1. ## Inner Automorphism Groups

How does one go about proving that a particular group is isomorphic to the set of its inner automorphisms? Specifically I'm looking at the symmetric group of order 3. I've done the tedious calculations conjugating the entire group by each element, and indeed there are 6 unique mappings from S3 to Inn(S3), but so what?

More specifically, here's what I've done:

Denote:
1 as the identity which fixes each element (1)(2)(3)
2 is the cycle (123)
3 is the cycle (132)
4 is (12)
5 is (13)
6 is (23)

The inner automorphism induced by the identity gives us the permutation (1)(2)(3)(4)(5)(6)
From this permutation, the other automorphisms are:
Induced by 2: (645)
3: (564)
4: (23)(465)
5: (23)(654)
6: (23)(546)

Aside from routine calculation showing that conjugation is one-to-one, onto, and operation preserving, I have no other work on this.

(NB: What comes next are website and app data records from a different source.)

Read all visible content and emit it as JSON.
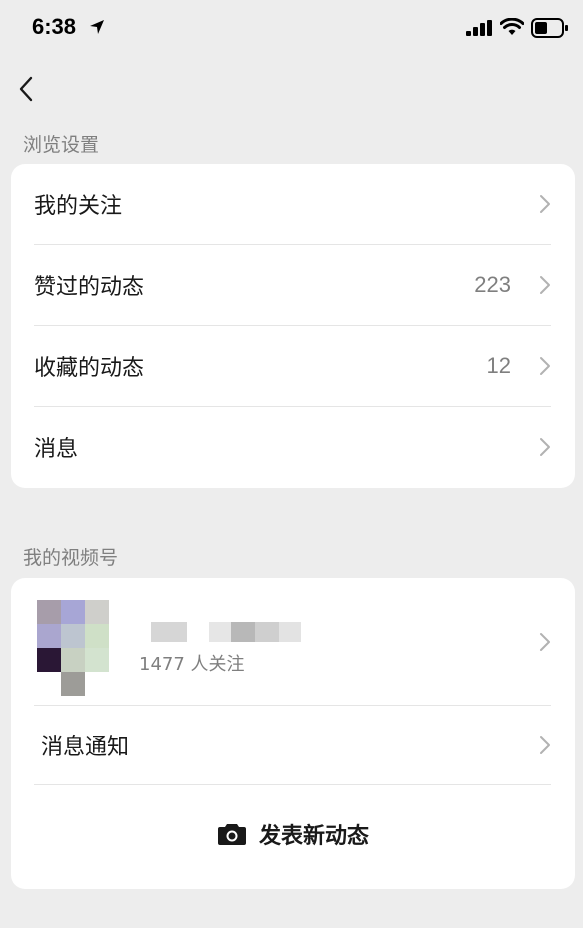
{
  "status_bar": {
    "time": "6:38"
  },
  "browse_settings": {
    "title": "浏览设置",
    "items": [
      {
        "label": "我的关注",
        "count": ""
      },
      {
        "label": "赞过的动态",
        "count": "223"
      },
      {
        "label": "收藏的动态",
        "count": "12"
      },
      {
        "label": "消息",
        "count": ""
      }
    ]
  },
  "channels": {
    "title": "我的视频号",
    "profile": {
      "followers": "1477 人关注"
    },
    "notify_label": "消息通知",
    "publish_label": "发表新动态"
  },
  "colors": {
    "background": "#ededed",
    "card": "#ffffff",
    "secondary_text": "#7f7f7f",
    "chevron": "#b2b2b2"
  }
}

I feel like I can see the isomorphism laying here, I just don't know what bits and pieces I need to assemble in a proof. Or maybe I'm not even close?

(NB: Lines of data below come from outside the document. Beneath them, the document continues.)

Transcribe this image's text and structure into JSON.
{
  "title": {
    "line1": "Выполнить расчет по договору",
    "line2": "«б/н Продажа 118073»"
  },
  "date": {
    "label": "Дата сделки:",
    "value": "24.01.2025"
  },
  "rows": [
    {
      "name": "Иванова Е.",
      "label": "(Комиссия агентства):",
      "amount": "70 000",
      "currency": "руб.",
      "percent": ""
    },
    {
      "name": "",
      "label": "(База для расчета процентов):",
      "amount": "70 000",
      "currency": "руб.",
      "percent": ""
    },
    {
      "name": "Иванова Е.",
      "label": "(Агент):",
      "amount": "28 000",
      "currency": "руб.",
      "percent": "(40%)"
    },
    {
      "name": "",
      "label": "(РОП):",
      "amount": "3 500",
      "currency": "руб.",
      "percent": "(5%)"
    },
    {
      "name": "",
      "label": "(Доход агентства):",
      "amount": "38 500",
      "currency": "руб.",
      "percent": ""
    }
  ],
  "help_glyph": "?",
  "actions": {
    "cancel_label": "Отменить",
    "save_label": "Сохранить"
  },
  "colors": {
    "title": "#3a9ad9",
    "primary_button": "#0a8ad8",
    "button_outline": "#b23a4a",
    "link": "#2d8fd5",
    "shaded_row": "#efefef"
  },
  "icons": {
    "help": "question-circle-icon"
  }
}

Thanks

Anthony

2. ## Re: Inner Automorphism Groups

Hi,
Let G be a group. It looks to me as though you're forgetting the operation that makes Aut(G), the set of automorphisms of G, into a group -- namely composition of the automorphisms. So for x in G, define the automorphism I(x) of G to be conjugation by x. It is straightforward that the mapping I from G into Aut(G) is a homomorphism; just use the "product" in Aut(G), namely composition. So G/Ker(I) is isomorphic to the image, Inn(G). Here Ker(I) is easily seen to be the center Z(G) (the set of elements of G that commute with everybody). So always G/Z(G) is isomorphic to Inn(G) via the mapping I defined above. In particular, for S3, Z(S3) is the identity subgroup, so the isomorphism you're looking for is just I.